Yet scientists are usually easier to deal with as sources than government officials, who “treat all information as a military secret”, says Sawahel. “This way of thinking makes it extremely difficult to get hold of the facts about science initiatives, policies or strategic research plans.”

Even in China, whose leaders regularly stress the importance of popularizing science, reporting can be difficult. Because government officials decide science policies and allocate funding mainly behind closed doors, scientists rarely feel the need to deal with the media, says Jia Hepeng, a Chinese freelancer based in Beijing. For instance, journalists were strictly forbidden from attending the World Congress of Bioethics in Beijing in August, at which policymakers and scientists were present.

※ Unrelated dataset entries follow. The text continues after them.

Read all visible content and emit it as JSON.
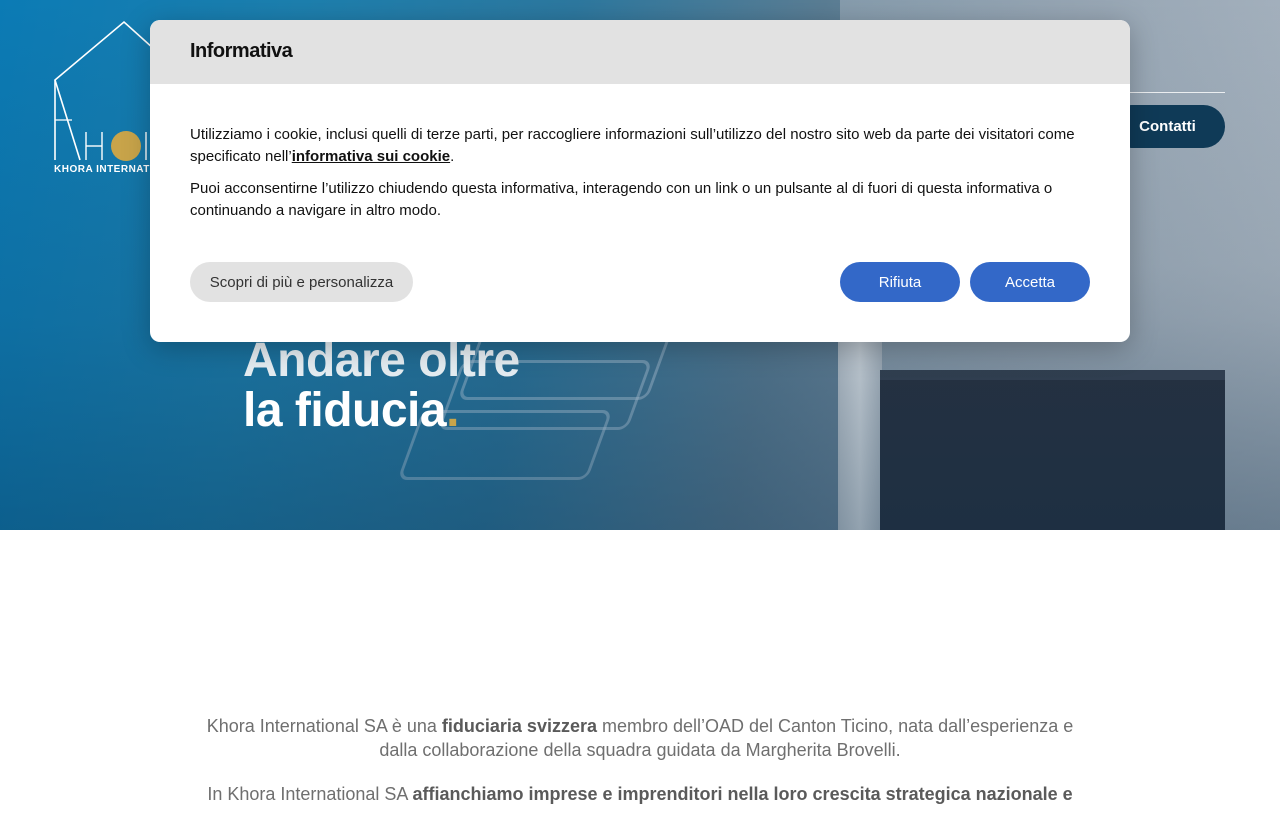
{
  "site": {
    "logo_text": "KHORA INTERNATIONAL",
    "contact_label": "Contatti",
    "brand_colors": {
      "hero_blue": "#0b7bb5",
      "gold": "#c8a44a",
      "nav_dark": "#0f3a57"
    }
  },
  "hero": {
    "headline_line1": "Andare oltre",
    "headline_line2": "la fiducia",
    "headline_dot": "."
  },
  "intro": {
    "p1_part1": "Khora International SA è una ",
    "p1_bold": "fiduciaria svizzera",
    "p1_part2": " membro dell’OAD del Canton Ticino, nata dall’esperienza e dalla collaborazione della squadra guidata da Margherita Brovelli.",
    "p2_part1": "In Khora International SA ",
    "p2_bold": "affianchiamo imprese e imprenditori nella loro crescita strategica nazionale e"
  },
  "cookie_modal": {
    "title": "Informativa",
    "text1_part1": "Utilizziamo i cookie, inclusi quelli di terze parti, per raccogliere informazioni sull’utilizzo del nostro sito web da parte dei visitatori come specificato nell’",
    "text1_link": "informativa sui cookie",
    "text1_part2": ".",
    "text2": "Puoi acconsentirne l’utilizzo chiudendo questa informativa, interagendo con un link o un pulsante al di fuori di questa informativa o continuando a navigare in altro modo.",
    "more_button": "Scopri di più e personalizza",
    "reject_button": "Rifiuta",
    "accept_button": "Accetta",
    "accent_color": "#3368c8"
  }
}
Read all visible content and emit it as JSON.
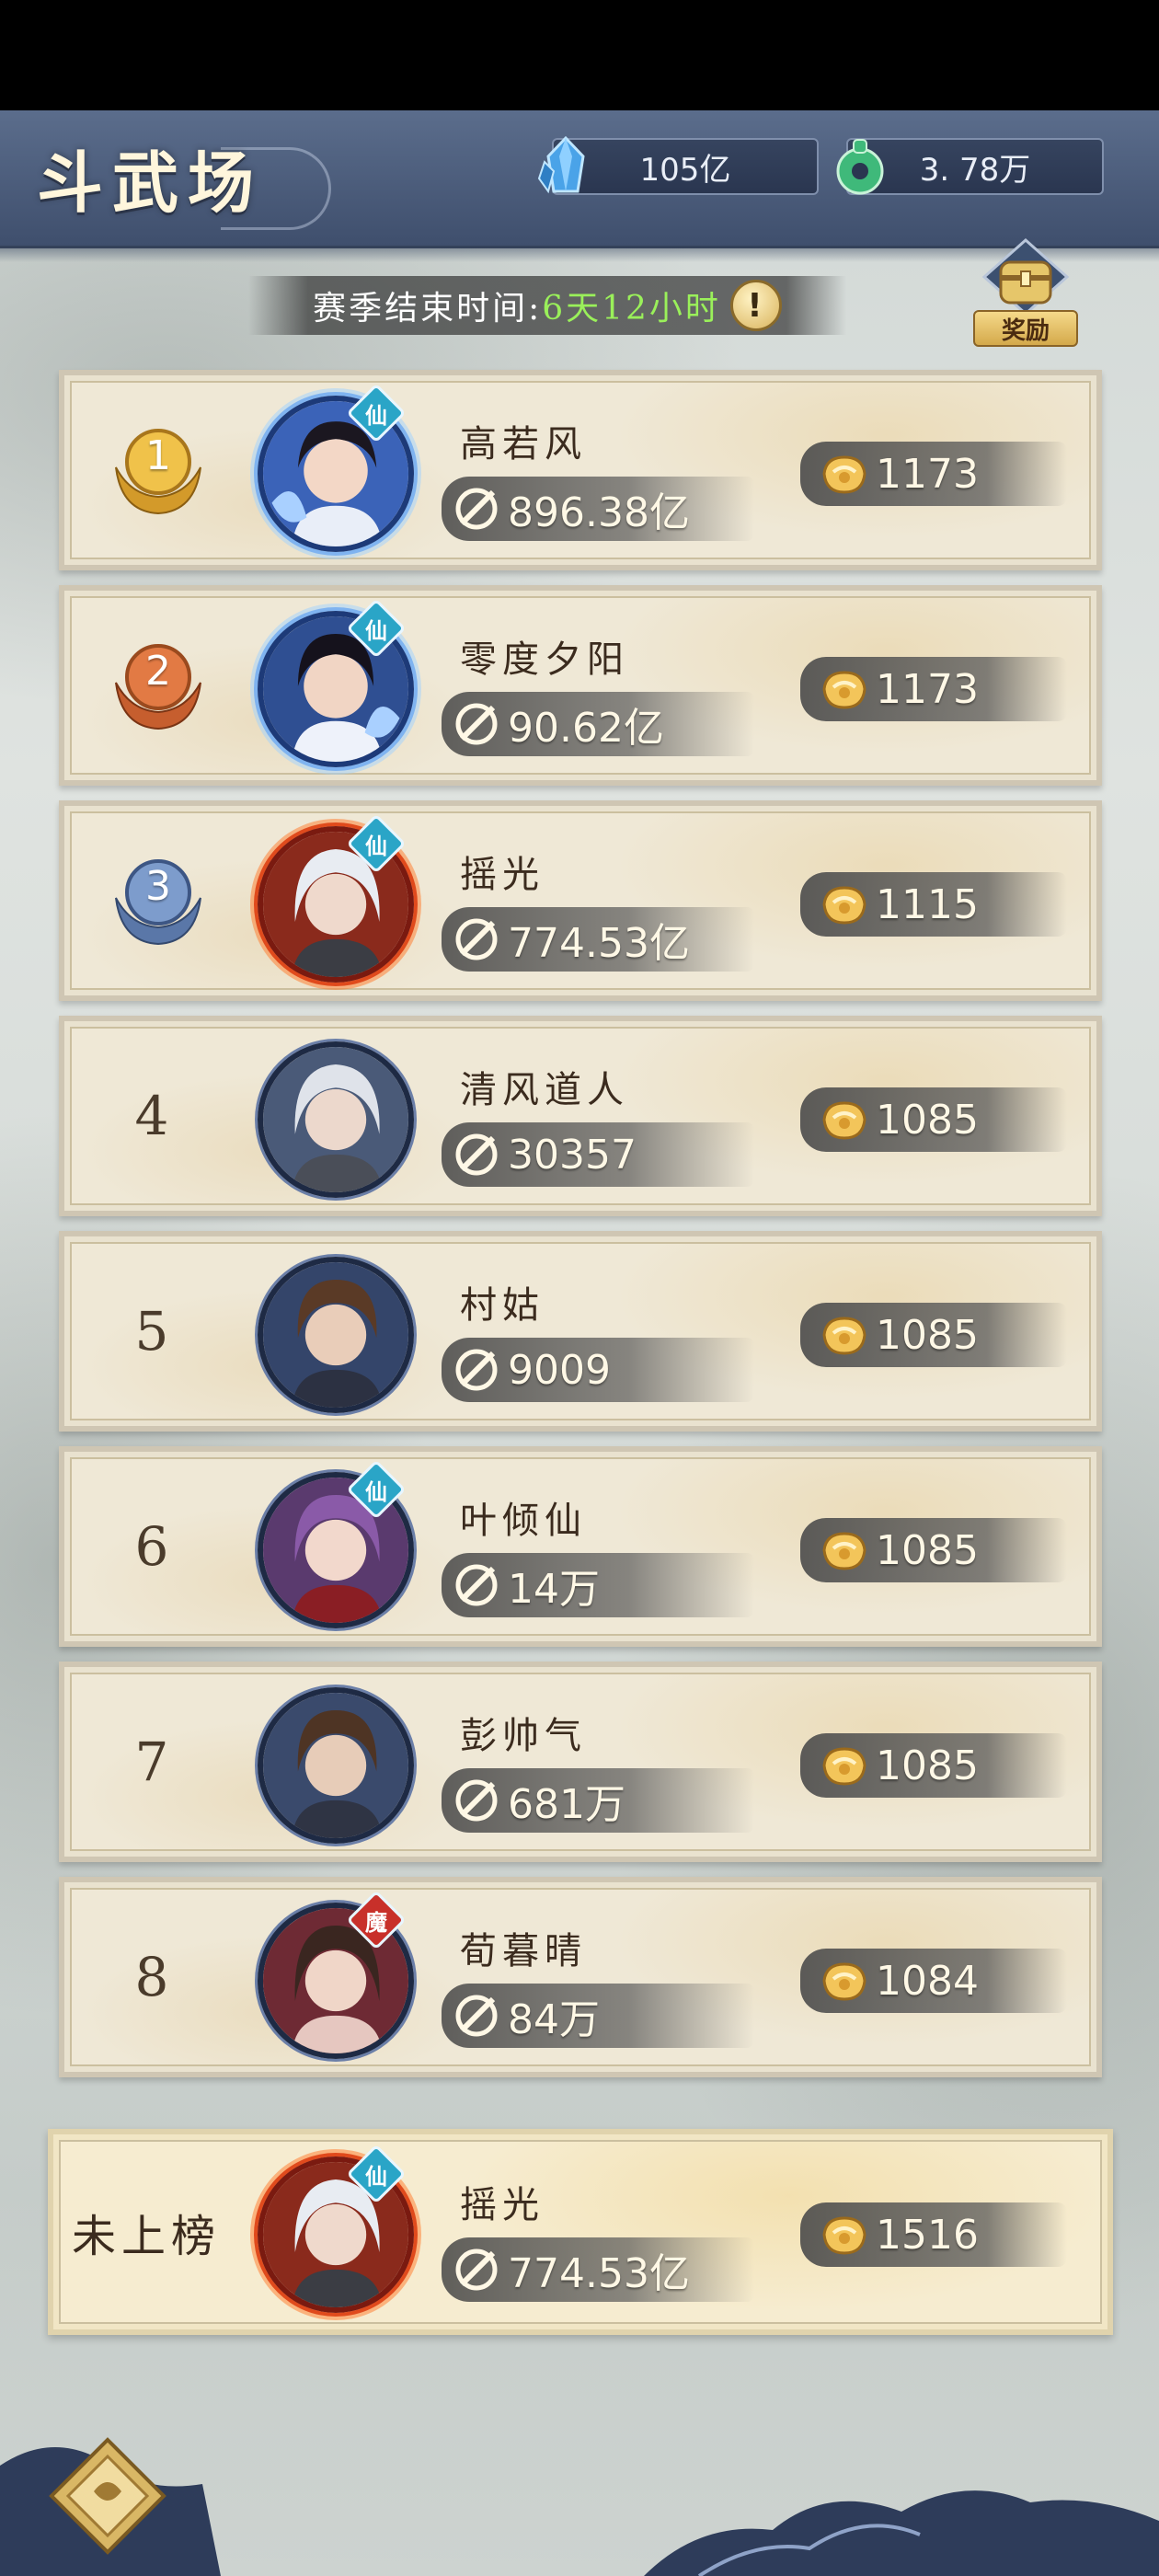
{
  "header": {
    "title": "斗武场",
    "currency_gem": "105亿",
    "currency_jade": "3. 78万"
  },
  "season": {
    "label": "赛季结束时间:",
    "remaining": "6天12小时",
    "info_symbol": "!"
  },
  "reward_button": {
    "label": "奖励"
  },
  "rankings": [
    {
      "rank": "1",
      "medal": "gold",
      "name": "高若风",
      "badge": "仙",
      "frame": "blue",
      "power": "896.38亿",
      "score": "1173"
    },
    {
      "rank": "2",
      "medal": "bronze",
      "name": "零度夕阳",
      "badge": "仙",
      "frame": "blue",
      "power": "90.62亿",
      "score": "1173"
    },
    {
      "rank": "3",
      "medal": "silver",
      "name": "摇光",
      "badge": "仙",
      "frame": "red",
      "power": "774.53亿",
      "score": "1115"
    },
    {
      "rank": "4",
      "medal": "",
      "name": "清风道人",
      "badge": "",
      "frame": "plain",
      "power": "30357",
      "score": "1085"
    },
    {
      "rank": "5",
      "medal": "",
      "name": "村姑",
      "badge": "",
      "frame": "plain",
      "power": "9009",
      "score": "1085"
    },
    {
      "rank": "6",
      "medal": "",
      "name": "叶倾仙",
      "badge": "仙",
      "frame": "plain",
      "power": "14万",
      "score": "1085"
    },
    {
      "rank": "7",
      "medal": "",
      "name": "彭帅气",
      "badge": "",
      "frame": "plain",
      "power": "681万",
      "score": "1085"
    },
    {
      "rank": "8",
      "medal": "",
      "name": "荀暮晴",
      "badge": "魔",
      "frame": "plain",
      "power": "84万",
      "score": "1084"
    }
  ],
  "self": {
    "rank_label": "未上榜",
    "name": "摇光",
    "badge": "仙",
    "power": "774.53亿",
    "score": "1516"
  },
  "colors": {
    "header_bg": "#4a5a7a",
    "row_bg": "#efe8d6",
    "season_highlight": "#9af05a",
    "badge_immortal": "#2aa5c7",
    "badge_demon": "#c8302a"
  },
  "icons": {
    "gem": "blue-crystal-icon",
    "jade": "jade-coin-icon",
    "power": "sword-power-icon",
    "score": "gold-ingot-score-icon",
    "reward": "treasure-chest-icon",
    "corner": "menu-diamond-icon"
  }
}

When science becomes politicized, reporting becomes even tougher. Journalists who cover HIV in South Africa, which has one of the highest prevalences of the disease in the world, sometimes receive threatening phone calls from people who believe the HIV virus does not cause AIDS. The AIDS 'dissidents' have tacit — and in some cases open — approval from senior government figures including health minister Manto Tshabalala-Msimang, who has endorsed the use of vitamin pills, lemon juice, garlic and olive oil over antiretroviral drugs. An organization that favours vitamin supplements to treat HIV recently threatened to sue South African newspapers and an online news agency for critical reporting. “This has polarized newsrooms and diminished journalists' ability to report accurately,” says one South African reporter, speaking anonymously.

Another source of potential controversy is the coverage of genetically modified (GM) crops, particularly in countries — such as Zambia and Zimbabwe — that have banned imports of GM grain as food aid during famines. “There are very few instances where the independent media reports on the latest developments in GM crops,” says Talent Ngwande, a freelance journalist based in Zambia's capital Lusaka. A 2005 study by the UK-based Panos Institute concluded that reporting on GM crops in Brazil, India, Kenya and Zambia tended to follow the government line, whether pro- or anti-GM, and lacked a critical approach.

Long-term training

Training journalists may help. A few fortunate reporters attend international science journalism workshops each year, but those are usually one-time events. Some argue that governmental support is needed for science communication. “No university here offers science journalism courses,” says Pakistani science journalist Aleem Ahmed. He, like some, has launched into science journalism on his own, creating a monthly Urdu-language magazine called Global Science that has published 100 issues over the past eight years.

Each mentee will hopefully receive a lot of attention. Nadia El-Awady

To improve the lot of working journalists, the World Federation of Science Journalists is about to launch a peer-to-peer training programme. It will match 60 journalists in Africa and the Middle East with one of 16 experienced journalists, either in the same region or in the West, who will act as mentors for two years.

Many believe this could make a difference. “What makes me hopeful about this programme is, firstly, that it is long-term,” says Nadia El-Awady, an Egyptian journalist and managing science editor of “Secondly, since each mentor is responsible for only four journalists, each mentee will hopefully receive a good deal of attention.”

The programme, funded by Canada's International Development Research Center and the UK Department for International Development, is due to start this month. In November, the mentees are likely to meet with their mentors face-to-face in Nairobi while reporting on the UN Framework Convention on Climate Change.

The scheme will also twin established associations of science writers with fledgling organizations in the developing world, such as the Arab Association of Science Journalists and SciLife. Buma Gana thinks that SciLife will benefit from the scheme and, in return, bring real benefit back to society. “Talking about science from a more African point of view,” he says hopefully, “could encourage our governments to invest more in scientific research.”